Step 4: Watch out for the email containing your official signed permit, and print it out
The park will email you the official permit, signed and dated by a National Park Service official. Print a few copies of this permit out and keep it with you at all times during your elopement. You may be required to present the permit at the entrance.
How far in advance can I submit an application for my Rocky Mountain National Park elopement?
You can submit an application for your Rocky Mountain National Park elopement up to one year in advance for the month of your ceremony. For example, on March 1, 2022, RMNP will start accepting applications for all dates in March 2023, and on April 1, 2022, they will start accepting applications for all dates in April 2023.
How much does a special use permit cost?
Are any of the sites for a Rocky Mountain National Park more expensive than others?
No. All 12 designated wedding ceremony sites are the same price of $300.
Does my photographer or officiant need a separate permit?
No. The special use permit covers your photographer and the officiant.
Vendors for Your Rocky Mountain National Park Wedding
Preparing Your Guests for a Rocky Mountain National Park Elopement

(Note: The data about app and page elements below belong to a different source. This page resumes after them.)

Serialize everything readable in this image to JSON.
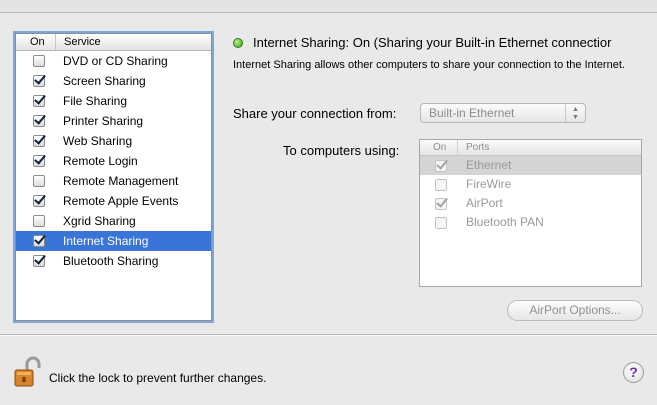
{
  "services_table": {
    "col_on": "On",
    "col_service": "Service",
    "rows": [
      {
        "label": "DVD or CD Sharing",
        "checked": false,
        "selected": false
      },
      {
        "label": "Screen Sharing",
        "checked": true,
        "selected": false
      },
      {
        "label": "File Sharing",
        "checked": true,
        "selected": false
      },
      {
        "label": "Printer Sharing",
        "checked": true,
        "selected": false
      },
      {
        "label": "Web Sharing",
        "checked": true,
        "selected": false
      },
      {
        "label": "Remote Login",
        "checked": true,
        "selected": false
      },
      {
        "label": "Remote Management",
        "checked": false,
        "selected": false
      },
      {
        "label": "Remote Apple Events",
        "checked": true,
        "selected": false
      },
      {
        "label": "Xgrid Sharing",
        "checked": false,
        "selected": false
      },
      {
        "label": "Internet Sharing",
        "checked": true,
        "selected": true
      },
      {
        "label": "Bluetooth Sharing",
        "checked": true,
        "selected": false
      }
    ]
  },
  "status": {
    "icon": "green-status-dot",
    "title": "Internet Sharing: On (Sharing your Built-in Ethernet connectior",
    "description": "Internet Sharing allows other computers to share your connection to the Internet."
  },
  "share_from": {
    "label": "Share your connection from:",
    "value": "Built-in Ethernet"
  },
  "to_computers": {
    "label": "To computers using:",
    "col_on": "On",
    "col_ports": "Ports",
    "ports": [
      {
        "label": "Ethernet",
        "checked": true,
        "selected": true
      },
      {
        "label": "FireWire",
        "checked": false,
        "selected": false
      },
      {
        "label": "AirPort",
        "checked": true,
        "selected": false
      },
      {
        "label": "Bluetooth PAN",
        "checked": false,
        "selected": false
      }
    ]
  },
  "airport_options_label": "AirPort Options...",
  "lock_text": "Click the lock to prevent further changes.",
  "help_label": "?",
  "colors": {
    "selection": "#3875d7",
    "status_green": "#35a11a"
  }
}
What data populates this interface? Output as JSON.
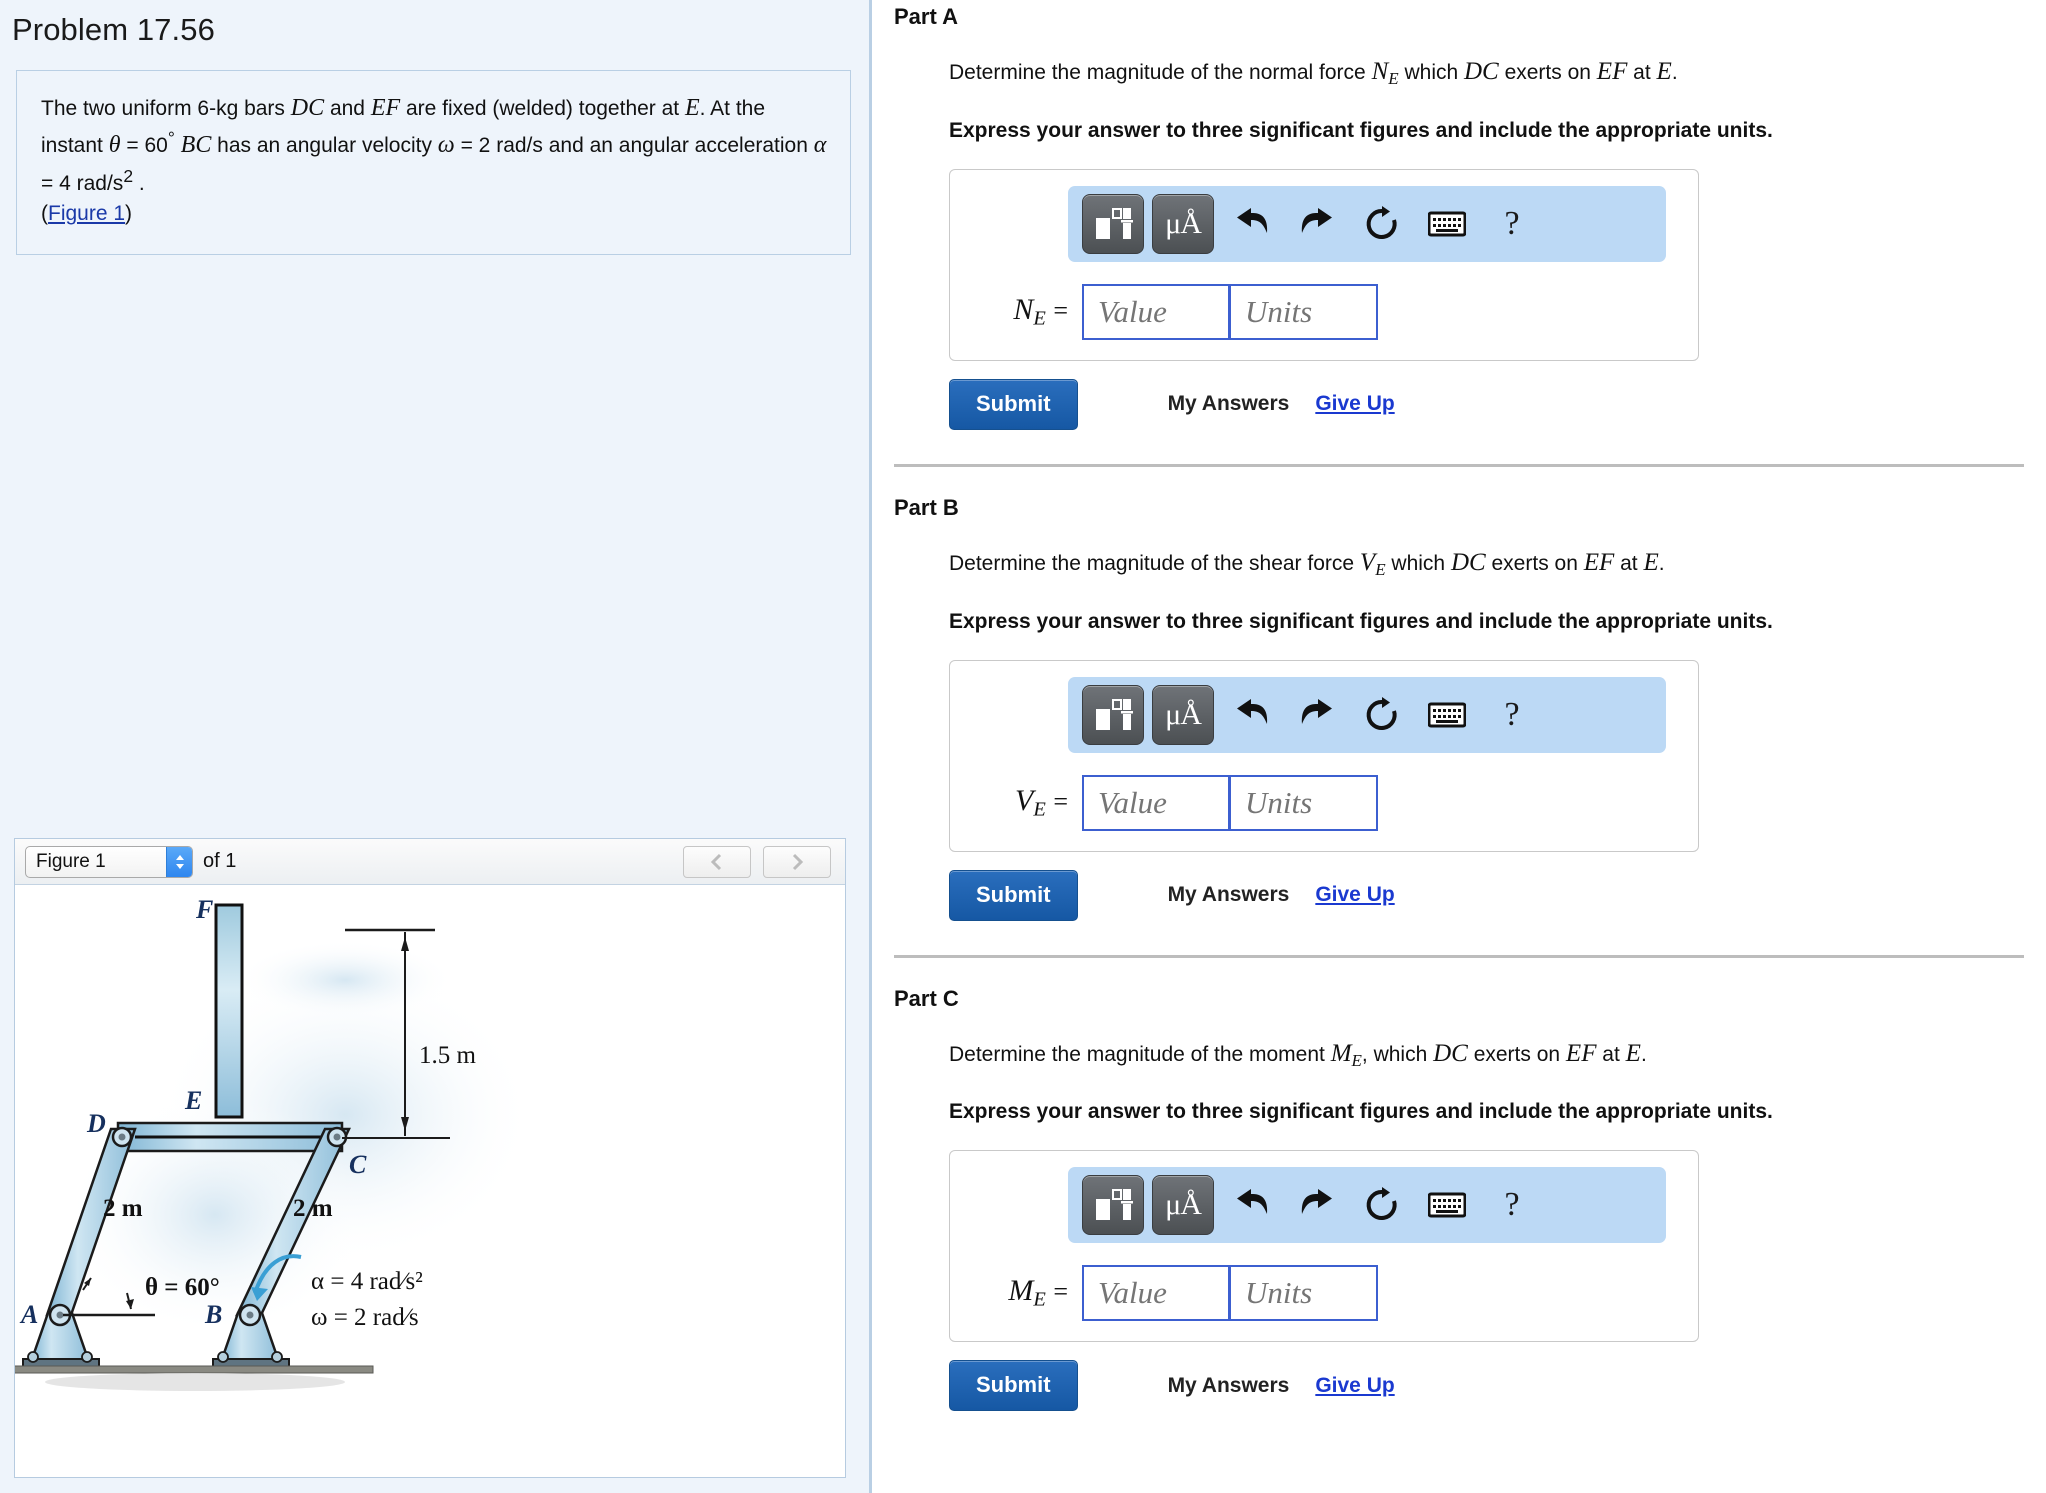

Chances are your guests have never been to an adventure wedding like the one you’re planning. It’s a good idea to get your guest prepared for the day. They might need to be told exactly what to expect. Things like reminding them to wear shoes with tread, bringing bug spray, expecting to pay the entrance fee, and to be prepared for all the elements because none of the ceremony locations provide any kind of shelter or protection from the elements. Depending on the location you pick, your guest might have to walk on uneven dirt trails containing tripping hazards. We have an email exclusive for all of our booked couples that they can send to their family members to get them prepared for the elopement you’re planning.
Alternatives to Rocky Mountain National Park For Your Elopement
Getting a permit to elope in Rocky Mountain National Park is challenging and requires a lot of advance notice. We’ve created a guide on the Best Places to Elope in Colorado that can give you a similar experience to RMNP, if not a better one! Colorado locals like us are the best resource for hidden gems that will fit your wedding vibe, so make sure you check it out or get in touch with us!
We want you to have the elopement of your dreams, customized exactly to reflect your relationship and the commitment you are making to each other. We are more than just elopement photographers — we will help you plan every step of your Colorado elopement so everything is perfect for you on your big day. Get in touch with In Love and Adventure to book your elopement today!